Using 'other people's money': Has Trump gone too far?

Mr Trump (left) had in 2014 used US$10,000 of his charity foundation's money to pay for a portrait of himself by artist Havi Schanz (right) at a charity fund-raiser. This is one of four cases highlighted in a Washington Post report in which he may ha
Mr Trump had in 2014 used US$10,000 of his charity foundation's money to pay for a portrait of himself by artist Havi Schanz at a charity fund-raiser. This is one of four cases highlighted in a Washington Post report in which he may have violated laws against self-dealing.PHOTO PROVIDED BY HAVI SCHANZ

WASHINGTON • Billionaire Donald Trump has talked about the utility of using "other people's money", an ill-timed comment that came just hours after The Washington Post reported that he used more than a quarter-million dollars from his charitable foundation to settle business lawsuits.

The Donald J. Trump Foundation has been funded in recent years almost entirely by other people's money. Its tax records show no donations from Mr Trump since 2009.

The Republican presidential nominee was speaking on Tuesday in the context of getting foreign nations to pay for Syrian safe zones.

"We're going to get the Gulf states to pay for safe zones. We'll lead the project like - it's called OPM. I do that all the time in business.
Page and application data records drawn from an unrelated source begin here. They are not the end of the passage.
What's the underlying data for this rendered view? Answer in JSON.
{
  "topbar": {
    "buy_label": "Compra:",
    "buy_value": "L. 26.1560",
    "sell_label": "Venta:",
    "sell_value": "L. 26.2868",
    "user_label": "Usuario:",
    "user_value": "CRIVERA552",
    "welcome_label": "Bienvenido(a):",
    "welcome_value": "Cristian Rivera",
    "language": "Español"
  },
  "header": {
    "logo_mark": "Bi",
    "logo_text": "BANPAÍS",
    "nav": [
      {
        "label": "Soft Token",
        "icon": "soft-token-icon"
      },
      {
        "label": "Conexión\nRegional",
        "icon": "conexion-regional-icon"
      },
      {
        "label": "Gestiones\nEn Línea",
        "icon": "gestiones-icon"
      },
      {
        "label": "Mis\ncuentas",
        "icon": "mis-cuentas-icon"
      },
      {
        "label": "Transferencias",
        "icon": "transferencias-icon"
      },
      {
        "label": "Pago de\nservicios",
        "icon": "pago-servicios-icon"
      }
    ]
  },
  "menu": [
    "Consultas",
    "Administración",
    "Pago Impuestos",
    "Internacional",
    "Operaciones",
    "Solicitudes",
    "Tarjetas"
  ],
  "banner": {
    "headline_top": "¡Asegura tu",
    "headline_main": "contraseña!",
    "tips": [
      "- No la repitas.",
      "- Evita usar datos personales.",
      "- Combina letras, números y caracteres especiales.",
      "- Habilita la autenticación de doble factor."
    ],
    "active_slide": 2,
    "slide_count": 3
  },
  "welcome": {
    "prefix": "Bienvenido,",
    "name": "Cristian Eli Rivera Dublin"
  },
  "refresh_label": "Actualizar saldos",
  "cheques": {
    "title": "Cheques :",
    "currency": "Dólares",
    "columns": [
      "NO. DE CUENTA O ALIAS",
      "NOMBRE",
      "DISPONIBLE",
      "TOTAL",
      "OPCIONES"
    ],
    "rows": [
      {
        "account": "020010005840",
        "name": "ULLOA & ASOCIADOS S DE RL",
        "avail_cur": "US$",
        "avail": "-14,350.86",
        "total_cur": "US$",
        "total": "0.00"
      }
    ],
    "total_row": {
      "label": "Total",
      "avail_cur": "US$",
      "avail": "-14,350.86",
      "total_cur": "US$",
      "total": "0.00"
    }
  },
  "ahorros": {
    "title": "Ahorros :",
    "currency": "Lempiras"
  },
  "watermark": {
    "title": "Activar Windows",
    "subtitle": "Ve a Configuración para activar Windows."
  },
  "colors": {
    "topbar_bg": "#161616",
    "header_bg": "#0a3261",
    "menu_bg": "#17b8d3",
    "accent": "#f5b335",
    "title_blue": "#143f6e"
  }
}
It's called other people's money," Mr Trump said at a rally in North Carolina. He then repeated: "OPM: other people's money."

The comments could come back to haunt him. The Post reported on Tuesday that Mr Trump spent US$258,000 (S$350,000) from his charitable foundation to settle lawsuits that involved his for-profit businesses, according to interviews and a review of legal documents.

Those cases were among four newly documented expenditures in which Mr Trump may have violated laws against "self-dealing" - which prohibit non-profit leaders from using charity money to benefit themselves or their businesses.

In one case from 2007, Mr Trump's Mar-a-Lago Club faced US$120,000 in unpaid fines from the town of Palm Beach, Florida, resulting from a dispute over the height of a flagpole. In a settlement, Palm Beach agreed to waive those fines - if Mr Trump's club made a US$100,000 donation to a specific charity for veterans. Instead, Mr Trump sent a cheque from the Trump Foundation.

In 2013, Mr Trump used US$5,000 from the foundation to buy advertisements touting his chain of hotels in programmes for three events organised by a District of Columbia preservation group.

And in 2014, he spent US$10,000 of the foundation's money for a portrait of himself by Miami Beach- based artist Havi Schanz, bought at a charity fund-raiser.

"I've never encountered anything so brazen," said Mr Jeffrey Tenenbaum, who advises charities at the Venable law firm. "If he's using other people's money - run through his foundation - to satisfy his personal obligations, then that's about as blatant an example of self-dealing as I've seen in a while."

The Trump campaign released a statement late on Tuesday that said the Post's story was "peppered with inaccuracies and omissions", though it cited none, and has still not responded to requests for comment.

Ms Christina Reynolds, a spokesman for the campaign of Mr Trump's White House rival Hillary Clinton, said in a statement: "Once again, Trump has proven himself a fraud who believes the rules don't apply to him... It's past time for him to release his tax returns to show whether his tax issues extend to his own personal finances."

WASHINGTON POST, AGENCE FRANCE-PRESSE

A version of this article appeared in the print edition of The Straits Times on September 22, 2016, with the headline 'Using 'other people's money': Has Trump gone too far?'. Print Edition | Subscribe